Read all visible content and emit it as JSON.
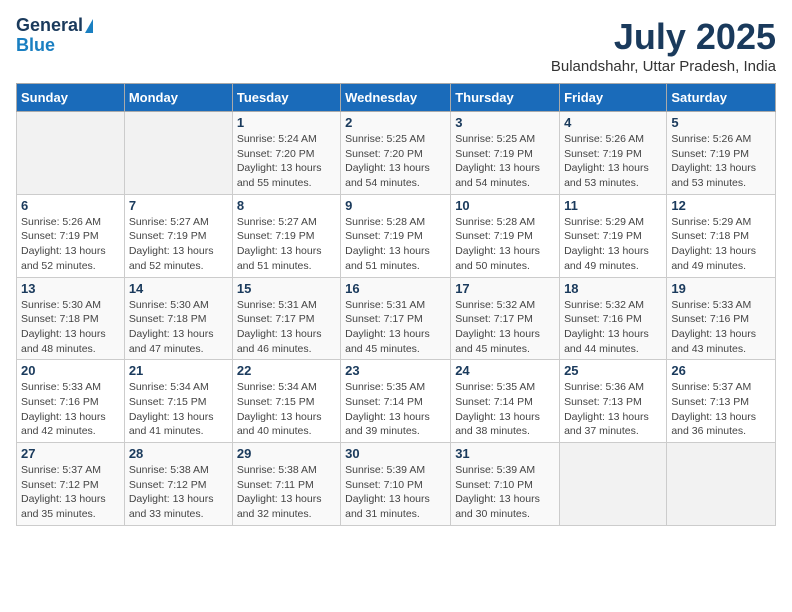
{
  "logo": {
    "line1": "General",
    "line2": "Blue"
  },
  "title": "July 2025",
  "location": "Bulandshahr, Uttar Pradesh, India",
  "weekdays": [
    "Sunday",
    "Monday",
    "Tuesday",
    "Wednesday",
    "Thursday",
    "Friday",
    "Saturday"
  ],
  "weeks": [
    [
      {
        "day": "",
        "info": ""
      },
      {
        "day": "",
        "info": ""
      },
      {
        "day": "1",
        "info": "Sunrise: 5:24 AM\nSunset: 7:20 PM\nDaylight: 13 hours\nand 55 minutes."
      },
      {
        "day": "2",
        "info": "Sunrise: 5:25 AM\nSunset: 7:20 PM\nDaylight: 13 hours\nand 54 minutes."
      },
      {
        "day": "3",
        "info": "Sunrise: 5:25 AM\nSunset: 7:19 PM\nDaylight: 13 hours\nand 54 minutes."
      },
      {
        "day": "4",
        "info": "Sunrise: 5:26 AM\nSunset: 7:19 PM\nDaylight: 13 hours\nand 53 minutes."
      },
      {
        "day": "5",
        "info": "Sunrise: 5:26 AM\nSunset: 7:19 PM\nDaylight: 13 hours\nand 53 minutes."
      }
    ],
    [
      {
        "day": "6",
        "info": "Sunrise: 5:26 AM\nSunset: 7:19 PM\nDaylight: 13 hours\nand 52 minutes."
      },
      {
        "day": "7",
        "info": "Sunrise: 5:27 AM\nSunset: 7:19 PM\nDaylight: 13 hours\nand 52 minutes."
      },
      {
        "day": "8",
        "info": "Sunrise: 5:27 AM\nSunset: 7:19 PM\nDaylight: 13 hours\nand 51 minutes."
      },
      {
        "day": "9",
        "info": "Sunrise: 5:28 AM\nSunset: 7:19 PM\nDaylight: 13 hours\nand 51 minutes."
      },
      {
        "day": "10",
        "info": "Sunrise: 5:28 AM\nSunset: 7:19 PM\nDaylight: 13 hours\nand 50 minutes."
      },
      {
        "day": "11",
        "info": "Sunrise: 5:29 AM\nSunset: 7:19 PM\nDaylight: 13 hours\nand 49 minutes."
      },
      {
        "day": "12",
        "info": "Sunrise: 5:29 AM\nSunset: 7:18 PM\nDaylight: 13 hours\nand 49 minutes."
      }
    ],
    [
      {
        "day": "13",
        "info": "Sunrise: 5:30 AM\nSunset: 7:18 PM\nDaylight: 13 hours\nand 48 minutes."
      },
      {
        "day": "14",
        "info": "Sunrise: 5:30 AM\nSunset: 7:18 PM\nDaylight: 13 hours\nand 47 minutes."
      },
      {
        "day": "15",
        "info": "Sunrise: 5:31 AM\nSunset: 7:17 PM\nDaylight: 13 hours\nand 46 minutes."
      },
      {
        "day": "16",
        "info": "Sunrise: 5:31 AM\nSunset: 7:17 PM\nDaylight: 13 hours\nand 45 minutes."
      },
      {
        "day": "17",
        "info": "Sunrise: 5:32 AM\nSunset: 7:17 PM\nDaylight: 13 hours\nand 45 minutes."
      },
      {
        "day": "18",
        "info": "Sunrise: 5:32 AM\nSunset: 7:16 PM\nDaylight: 13 hours\nand 44 minutes."
      },
      {
        "day": "19",
        "info": "Sunrise: 5:33 AM\nSunset: 7:16 PM\nDaylight: 13 hours\nand 43 minutes."
      }
    ],
    [
      {
        "day": "20",
        "info": "Sunrise: 5:33 AM\nSunset: 7:16 PM\nDaylight: 13 hours\nand 42 minutes."
      },
      {
        "day": "21",
        "info": "Sunrise: 5:34 AM\nSunset: 7:15 PM\nDaylight: 13 hours\nand 41 minutes."
      },
      {
        "day": "22",
        "info": "Sunrise: 5:34 AM\nSunset: 7:15 PM\nDaylight: 13 hours\nand 40 minutes."
      },
      {
        "day": "23",
        "info": "Sunrise: 5:35 AM\nSunset: 7:14 PM\nDaylight: 13 hours\nand 39 minutes."
      },
      {
        "day": "24",
        "info": "Sunrise: 5:35 AM\nSunset: 7:14 PM\nDaylight: 13 hours\nand 38 minutes."
      },
      {
        "day": "25",
        "info": "Sunrise: 5:36 AM\nSunset: 7:13 PM\nDaylight: 13 hours\nand 37 minutes."
      },
      {
        "day": "26",
        "info": "Sunrise: 5:37 AM\nSunset: 7:13 PM\nDaylight: 13 hours\nand 36 minutes."
      }
    ],
    [
      {
        "day": "27",
        "info": "Sunrise: 5:37 AM\nSunset: 7:12 PM\nDaylight: 13 hours\nand 35 minutes."
      },
      {
        "day": "28",
        "info": "Sunrise: 5:38 AM\nSunset: 7:12 PM\nDaylight: 13 hours\nand 33 minutes."
      },
      {
        "day": "29",
        "info": "Sunrise: 5:38 AM\nSunset: 7:11 PM\nDaylight: 13 hours\nand 32 minutes."
      },
      {
        "day": "30",
        "info": "Sunrise: 5:39 AM\nSunset: 7:10 PM\nDaylight: 13 hours\nand 31 minutes."
      },
      {
        "day": "31",
        "info": "Sunrise: 5:39 AM\nSunset: 7:10 PM\nDaylight: 13 hours\nand 30 minutes."
      },
      {
        "day": "",
        "info": ""
      },
      {
        "day": "",
        "info": ""
      }
    ]
  ]
}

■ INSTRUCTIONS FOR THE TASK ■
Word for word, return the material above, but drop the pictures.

■ EXERCISE SOLUTION ■
Read all visible content and emit it as JSON.
{
  "logo": {
    "line1": "General",
    "line2": "Blue"
  },
  "title": "July 2025",
  "location": "Bulandshahr, Uttar Pradesh, India",
  "weekdays": [
    "Sunday",
    "Monday",
    "Tuesday",
    "Wednesday",
    "Thursday",
    "Friday",
    "Saturday"
  ],
  "weeks": [
    [
      {
        "day": "",
        "info": ""
      },
      {
        "day": "",
        "info": ""
      },
      {
        "day": "1",
        "info": "Sunrise: 5:24 AM\nSunset: 7:20 PM\nDaylight: 13 hours\nand 55 minutes."
      },
      {
        "day": "2",
        "info": "Sunrise: 5:25 AM\nSunset: 7:20 PM\nDaylight: 13 hours\nand 54 minutes."
      },
      {
        "day": "3",
        "info": "Sunrise: 5:25 AM\nSunset: 7:19 PM\nDaylight: 13 hours\nand 54 minutes."
      },
      {
        "day": "4",
        "info": "Sunrise: 5:26 AM\nSunset: 7:19 PM\nDaylight: 13 hours\nand 53 minutes."
      },
      {
        "day": "5",
        "info": "Sunrise: 5:26 AM\nSunset: 7:19 PM\nDaylight: 13 hours\nand 53 minutes."
      }
    ],
    [
      {
        "day": "6",
        "info": "Sunrise: 5:26 AM\nSunset: 7:19 PM\nDaylight: 13 hours\nand 52 minutes."
      },
      {
        "day": "7",
        "info": "Sunrise: 5:27 AM\nSunset: 7:19 PM\nDaylight: 13 hours\nand 52 minutes."
      },
      {
        "day": "8",
        "info": "Sunrise: 5:27 AM\nSunset: 7:19 PM\nDaylight: 13 hours\nand 51 minutes."
      },
      {
        "day": "9",
        "info": "Sunrise: 5:28 AM\nSunset: 7:19 PM\nDaylight: 13 hours\nand 51 minutes."
      },
      {
        "day": "10",
        "info": "Sunrise: 5:28 AM\nSunset: 7:19 PM\nDaylight: 13 hours\nand 50 minutes."
      },
      {
        "day": "11",
        "info": "Sunrise: 5:29 AM\nSunset: 7:19 PM\nDaylight: 13 hours\nand 49 minutes."
      },
      {
        "day": "12",
        "info": "Sunrise: 5:29 AM\nSunset: 7:18 PM\nDaylight: 13 hours\nand 49 minutes."
      }
    ],
    [
      {
        "day": "13",
        "info": "Sunrise: 5:30 AM\nSunset: 7:18 PM\nDaylight: 13 hours\nand 48 minutes."
      },
      {
        "day": "14",
        "info": "Sunrise: 5:30 AM\nSunset: 7:18 PM\nDaylight: 13 hours\nand 47 minutes."
      },
      {
        "day": "15",
        "info": "Sunrise: 5:31 AM\nSunset: 7:17 PM\nDaylight: 13 hours\nand 46 minutes."
      },
      {
        "day": "16",
        "info": "Sunrise: 5:31 AM\nSunset: 7:17 PM\nDaylight: 13 hours\nand 45 minutes."
      },
      {
        "day": "17",
        "info": "Sunrise: 5:32 AM\nSunset: 7:17 PM\nDaylight: 13 hours\nand 45 minutes."
      },
      {
        "day": "18",
        "info": "Sunrise: 5:32 AM\nSunset: 7:16 PM\nDaylight: 13 hours\nand 44 minutes."
      },
      {
        "day": "19",
        "info": "Sunrise: 5:33 AM\nSunset: 7:16 PM\nDaylight: 13 hours\nand 43 minutes."
      }
    ],
    [
      {
        "day": "20",
        "info": "Sunrise: 5:33 AM\nSunset: 7:16 PM\nDaylight: 13 hours\nand 42 minutes."
      },
      {
        "day": "21",
        "info": "Sunrise: 5:34 AM\nSunset: 7:15 PM\nDaylight: 13 hours\nand 41 minutes."
      },
      {
        "day": "22",
        "info": "Sunrise: 5:34 AM\nSunset: 7:15 PM\nDaylight: 13 hours\nand 40 minutes."
      },
      {
        "day": "23",
        "info": "Sunrise: 5:35 AM\nSunset: 7:14 PM\nDaylight: 13 hours\nand 39 minutes."
      },
      {
        "day": "24",
        "info": "Sunrise: 5:35 AM\nSunset: 7:14 PM\nDaylight: 13 hours\nand 38 minutes."
      },
      {
        "day": "25",
        "info": "Sunrise: 5:36 AM\nSunset: 7:13 PM\nDaylight: 13 hours\nand 37 minutes."
      },
      {
        "day": "26",
        "info": "Sunrise: 5:37 AM\nSunset: 7:13 PM\nDaylight: 13 hours\nand 36 minutes."
      }
    ],
    [
      {
        "day": "27",
        "info": "Sunrise: 5:37 AM\nSunset: 7:12 PM\nDaylight: 13 hours\nand 35 minutes."
      },
      {
        "day": "28",
        "info": "Sunrise: 5:38 AM\nSunset: 7:12 PM\nDaylight: 13 hours\nand 33 minutes."
      },
      {
        "day": "29",
        "info": "Sunrise: 5:38 AM\nSunset: 7:11 PM\nDaylight: 13 hours\nand 32 minutes."
      },
      {
        "day": "30",
        "info": "Sunrise: 5:39 AM\nSunset: 7:10 PM\nDaylight: 13 hours\nand 31 minutes."
      },
      {
        "day": "31",
        "info": "Sunrise: 5:39 AM\nSunset: 7:10 PM\nDaylight: 13 hours\nand 30 minutes."
      },
      {
        "day": "",
        "info": ""
      },
      {
        "day": "",
        "info": ""
      }
    ]
  ]
}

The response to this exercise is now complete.